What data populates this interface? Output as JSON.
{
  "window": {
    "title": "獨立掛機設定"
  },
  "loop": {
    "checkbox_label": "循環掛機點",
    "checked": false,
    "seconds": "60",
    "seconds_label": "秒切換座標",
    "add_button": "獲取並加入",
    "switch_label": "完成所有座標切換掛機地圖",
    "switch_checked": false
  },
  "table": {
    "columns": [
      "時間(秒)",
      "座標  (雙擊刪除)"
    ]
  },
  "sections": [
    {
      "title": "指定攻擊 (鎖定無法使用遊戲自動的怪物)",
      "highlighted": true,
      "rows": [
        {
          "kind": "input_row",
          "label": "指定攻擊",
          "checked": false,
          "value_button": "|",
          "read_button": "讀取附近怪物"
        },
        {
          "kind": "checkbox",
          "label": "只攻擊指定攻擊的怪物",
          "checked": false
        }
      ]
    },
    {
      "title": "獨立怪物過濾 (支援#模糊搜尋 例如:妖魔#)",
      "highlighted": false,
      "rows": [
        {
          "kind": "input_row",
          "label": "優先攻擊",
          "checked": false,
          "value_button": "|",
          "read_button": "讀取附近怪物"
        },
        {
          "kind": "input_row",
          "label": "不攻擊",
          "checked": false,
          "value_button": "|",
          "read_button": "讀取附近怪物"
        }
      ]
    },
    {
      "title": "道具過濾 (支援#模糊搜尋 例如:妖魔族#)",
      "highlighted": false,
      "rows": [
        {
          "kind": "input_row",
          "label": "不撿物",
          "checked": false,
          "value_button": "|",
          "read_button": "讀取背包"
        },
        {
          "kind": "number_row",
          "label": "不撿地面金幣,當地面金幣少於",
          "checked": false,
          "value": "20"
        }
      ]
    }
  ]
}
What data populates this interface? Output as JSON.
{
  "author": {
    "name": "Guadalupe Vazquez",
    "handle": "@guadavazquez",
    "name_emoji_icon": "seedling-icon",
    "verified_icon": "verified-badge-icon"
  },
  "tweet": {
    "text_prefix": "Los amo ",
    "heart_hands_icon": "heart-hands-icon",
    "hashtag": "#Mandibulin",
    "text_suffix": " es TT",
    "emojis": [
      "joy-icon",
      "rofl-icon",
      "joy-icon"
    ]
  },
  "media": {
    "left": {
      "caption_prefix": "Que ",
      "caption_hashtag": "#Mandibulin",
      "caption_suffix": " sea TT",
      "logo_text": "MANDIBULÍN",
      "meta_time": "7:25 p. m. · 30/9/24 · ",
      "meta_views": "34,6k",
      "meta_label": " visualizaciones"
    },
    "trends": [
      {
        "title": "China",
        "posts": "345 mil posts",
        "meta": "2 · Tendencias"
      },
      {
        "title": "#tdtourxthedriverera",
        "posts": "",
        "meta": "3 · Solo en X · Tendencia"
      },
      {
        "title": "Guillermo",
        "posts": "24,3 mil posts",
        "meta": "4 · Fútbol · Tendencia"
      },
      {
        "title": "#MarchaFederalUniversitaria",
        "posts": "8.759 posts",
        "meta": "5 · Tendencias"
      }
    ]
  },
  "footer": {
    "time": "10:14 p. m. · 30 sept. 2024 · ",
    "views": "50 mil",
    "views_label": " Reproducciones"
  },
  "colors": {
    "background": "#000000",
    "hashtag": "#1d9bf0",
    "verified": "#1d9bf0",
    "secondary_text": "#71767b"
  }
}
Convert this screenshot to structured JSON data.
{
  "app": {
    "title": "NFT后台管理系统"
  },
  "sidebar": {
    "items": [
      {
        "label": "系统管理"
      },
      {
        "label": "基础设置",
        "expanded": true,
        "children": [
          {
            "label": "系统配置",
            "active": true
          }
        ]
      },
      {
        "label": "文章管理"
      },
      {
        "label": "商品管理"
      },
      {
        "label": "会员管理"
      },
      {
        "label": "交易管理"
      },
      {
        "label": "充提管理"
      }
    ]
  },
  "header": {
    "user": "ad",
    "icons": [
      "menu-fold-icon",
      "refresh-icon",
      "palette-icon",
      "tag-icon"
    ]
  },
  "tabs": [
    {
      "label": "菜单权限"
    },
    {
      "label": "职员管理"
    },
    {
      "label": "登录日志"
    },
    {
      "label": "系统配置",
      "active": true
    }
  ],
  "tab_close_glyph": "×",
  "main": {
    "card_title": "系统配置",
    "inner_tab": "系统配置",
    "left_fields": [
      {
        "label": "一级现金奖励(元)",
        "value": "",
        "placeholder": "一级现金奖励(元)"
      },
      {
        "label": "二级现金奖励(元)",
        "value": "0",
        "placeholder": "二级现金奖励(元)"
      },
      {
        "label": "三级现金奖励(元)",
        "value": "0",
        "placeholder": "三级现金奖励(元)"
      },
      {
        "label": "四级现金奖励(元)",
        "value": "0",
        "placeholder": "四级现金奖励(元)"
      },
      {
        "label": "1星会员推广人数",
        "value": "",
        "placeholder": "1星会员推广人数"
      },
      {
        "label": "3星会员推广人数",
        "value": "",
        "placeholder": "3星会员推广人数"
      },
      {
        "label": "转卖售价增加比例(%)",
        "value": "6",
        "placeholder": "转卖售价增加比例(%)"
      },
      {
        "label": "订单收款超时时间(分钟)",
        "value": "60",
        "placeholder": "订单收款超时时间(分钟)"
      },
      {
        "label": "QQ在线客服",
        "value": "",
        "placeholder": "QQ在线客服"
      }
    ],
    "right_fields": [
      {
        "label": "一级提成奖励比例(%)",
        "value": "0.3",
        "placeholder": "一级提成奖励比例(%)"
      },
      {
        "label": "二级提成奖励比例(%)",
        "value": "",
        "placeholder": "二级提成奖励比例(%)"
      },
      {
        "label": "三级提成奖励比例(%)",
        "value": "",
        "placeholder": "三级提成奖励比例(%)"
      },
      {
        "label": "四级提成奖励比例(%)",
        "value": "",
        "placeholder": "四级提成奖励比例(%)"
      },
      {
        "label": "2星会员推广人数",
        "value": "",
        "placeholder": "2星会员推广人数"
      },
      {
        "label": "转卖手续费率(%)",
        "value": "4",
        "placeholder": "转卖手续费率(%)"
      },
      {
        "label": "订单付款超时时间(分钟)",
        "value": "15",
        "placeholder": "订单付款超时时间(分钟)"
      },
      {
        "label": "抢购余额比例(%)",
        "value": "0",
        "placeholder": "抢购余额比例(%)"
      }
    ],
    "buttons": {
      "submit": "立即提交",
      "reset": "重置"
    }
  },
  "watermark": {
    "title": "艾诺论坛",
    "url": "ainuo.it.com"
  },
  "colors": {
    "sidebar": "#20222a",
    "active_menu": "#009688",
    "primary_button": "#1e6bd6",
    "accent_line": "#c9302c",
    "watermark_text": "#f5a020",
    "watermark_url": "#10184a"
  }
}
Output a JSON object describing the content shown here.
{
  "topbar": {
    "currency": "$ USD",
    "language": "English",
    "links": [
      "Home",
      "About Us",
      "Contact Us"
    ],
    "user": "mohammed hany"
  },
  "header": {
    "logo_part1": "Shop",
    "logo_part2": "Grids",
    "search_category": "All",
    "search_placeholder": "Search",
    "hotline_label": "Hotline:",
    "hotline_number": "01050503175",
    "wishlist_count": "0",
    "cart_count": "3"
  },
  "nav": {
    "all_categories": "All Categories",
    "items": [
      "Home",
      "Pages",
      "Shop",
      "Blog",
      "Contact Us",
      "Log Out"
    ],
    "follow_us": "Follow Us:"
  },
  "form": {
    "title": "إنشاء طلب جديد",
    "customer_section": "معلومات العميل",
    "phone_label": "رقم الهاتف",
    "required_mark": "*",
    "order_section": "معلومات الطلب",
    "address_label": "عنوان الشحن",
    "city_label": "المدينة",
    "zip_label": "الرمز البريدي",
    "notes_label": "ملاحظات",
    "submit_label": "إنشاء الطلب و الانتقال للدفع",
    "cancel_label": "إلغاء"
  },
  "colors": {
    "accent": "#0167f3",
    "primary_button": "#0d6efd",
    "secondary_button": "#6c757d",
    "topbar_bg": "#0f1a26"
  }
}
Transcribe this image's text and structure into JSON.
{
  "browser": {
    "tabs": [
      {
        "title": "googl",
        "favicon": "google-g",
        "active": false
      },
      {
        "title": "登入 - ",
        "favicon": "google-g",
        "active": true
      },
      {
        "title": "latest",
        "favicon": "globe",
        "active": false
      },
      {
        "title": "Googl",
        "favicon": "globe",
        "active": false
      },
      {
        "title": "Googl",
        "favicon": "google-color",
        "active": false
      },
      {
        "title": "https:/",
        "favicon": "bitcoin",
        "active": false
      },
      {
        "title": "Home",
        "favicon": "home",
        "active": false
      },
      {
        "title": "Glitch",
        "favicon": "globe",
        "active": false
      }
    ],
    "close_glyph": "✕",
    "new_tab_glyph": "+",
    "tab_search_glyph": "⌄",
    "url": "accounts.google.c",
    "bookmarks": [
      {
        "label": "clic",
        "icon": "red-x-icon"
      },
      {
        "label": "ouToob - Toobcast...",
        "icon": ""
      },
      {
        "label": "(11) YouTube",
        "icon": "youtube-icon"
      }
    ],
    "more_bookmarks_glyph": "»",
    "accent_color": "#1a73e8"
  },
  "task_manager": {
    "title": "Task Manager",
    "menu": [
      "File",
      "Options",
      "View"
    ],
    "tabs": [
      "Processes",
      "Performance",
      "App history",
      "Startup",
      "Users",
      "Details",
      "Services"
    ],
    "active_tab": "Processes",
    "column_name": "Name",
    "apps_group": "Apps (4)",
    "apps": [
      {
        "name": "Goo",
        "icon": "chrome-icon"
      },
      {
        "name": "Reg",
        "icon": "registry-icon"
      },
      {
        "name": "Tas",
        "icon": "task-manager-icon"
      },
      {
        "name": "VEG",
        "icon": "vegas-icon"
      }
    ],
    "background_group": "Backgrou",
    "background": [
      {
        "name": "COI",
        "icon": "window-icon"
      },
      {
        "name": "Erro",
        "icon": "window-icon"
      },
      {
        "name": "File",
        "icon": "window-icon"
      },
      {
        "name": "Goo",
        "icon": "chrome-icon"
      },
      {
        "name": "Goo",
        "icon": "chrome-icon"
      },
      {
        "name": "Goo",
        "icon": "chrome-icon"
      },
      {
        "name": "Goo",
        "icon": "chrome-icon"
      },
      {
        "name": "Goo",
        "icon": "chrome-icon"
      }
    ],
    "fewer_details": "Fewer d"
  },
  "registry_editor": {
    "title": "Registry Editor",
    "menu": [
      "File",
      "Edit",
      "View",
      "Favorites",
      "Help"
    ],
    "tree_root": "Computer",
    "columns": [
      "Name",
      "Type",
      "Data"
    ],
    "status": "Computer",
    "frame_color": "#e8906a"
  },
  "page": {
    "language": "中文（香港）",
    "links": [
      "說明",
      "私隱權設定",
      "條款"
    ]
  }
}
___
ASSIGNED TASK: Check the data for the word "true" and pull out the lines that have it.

EXPECTED ANSWER:
      "highlighted": true,
        "expanded": true,
            "active": true
      "active": true
        "active": true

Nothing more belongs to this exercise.